#### Supplied data:

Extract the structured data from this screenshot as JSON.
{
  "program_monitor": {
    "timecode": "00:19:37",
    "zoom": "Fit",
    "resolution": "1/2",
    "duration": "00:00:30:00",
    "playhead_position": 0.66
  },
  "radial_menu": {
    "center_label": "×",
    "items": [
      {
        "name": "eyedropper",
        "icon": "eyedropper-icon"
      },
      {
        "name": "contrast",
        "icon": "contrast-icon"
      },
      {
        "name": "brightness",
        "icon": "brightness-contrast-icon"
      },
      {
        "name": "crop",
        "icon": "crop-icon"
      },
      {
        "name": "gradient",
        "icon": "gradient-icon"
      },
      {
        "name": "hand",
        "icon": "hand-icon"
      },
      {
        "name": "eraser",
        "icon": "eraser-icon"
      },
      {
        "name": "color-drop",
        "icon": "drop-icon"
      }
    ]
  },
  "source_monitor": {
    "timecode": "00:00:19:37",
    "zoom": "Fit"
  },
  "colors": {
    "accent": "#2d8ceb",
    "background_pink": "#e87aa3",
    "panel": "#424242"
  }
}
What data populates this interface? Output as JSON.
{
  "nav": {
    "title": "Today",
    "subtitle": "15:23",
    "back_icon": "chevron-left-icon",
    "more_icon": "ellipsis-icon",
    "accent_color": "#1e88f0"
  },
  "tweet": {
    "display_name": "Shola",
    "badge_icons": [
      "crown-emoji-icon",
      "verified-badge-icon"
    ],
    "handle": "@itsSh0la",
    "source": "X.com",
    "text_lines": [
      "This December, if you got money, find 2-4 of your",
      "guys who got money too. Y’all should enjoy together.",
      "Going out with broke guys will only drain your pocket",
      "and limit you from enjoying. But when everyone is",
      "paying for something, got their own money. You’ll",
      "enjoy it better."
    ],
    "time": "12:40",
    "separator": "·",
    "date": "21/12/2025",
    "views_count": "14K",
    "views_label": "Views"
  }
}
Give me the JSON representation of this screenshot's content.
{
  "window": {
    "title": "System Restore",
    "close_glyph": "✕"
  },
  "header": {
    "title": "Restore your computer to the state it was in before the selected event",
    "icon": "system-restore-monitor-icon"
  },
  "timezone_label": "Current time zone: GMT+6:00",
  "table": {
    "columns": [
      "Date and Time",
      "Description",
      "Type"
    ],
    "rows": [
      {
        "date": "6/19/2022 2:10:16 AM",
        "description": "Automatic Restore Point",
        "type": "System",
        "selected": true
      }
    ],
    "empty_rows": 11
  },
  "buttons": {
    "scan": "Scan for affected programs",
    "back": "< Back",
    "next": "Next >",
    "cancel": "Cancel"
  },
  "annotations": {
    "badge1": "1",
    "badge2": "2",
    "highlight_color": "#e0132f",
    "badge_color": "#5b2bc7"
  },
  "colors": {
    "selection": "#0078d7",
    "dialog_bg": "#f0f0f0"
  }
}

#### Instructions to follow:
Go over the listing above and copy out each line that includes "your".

#### Response:
      "This December, if you got money, find 2-4 of your",
      "Going out with broke guys will only drain your pocket",
    "title": "Restore your computer to the state it was in before the selected event",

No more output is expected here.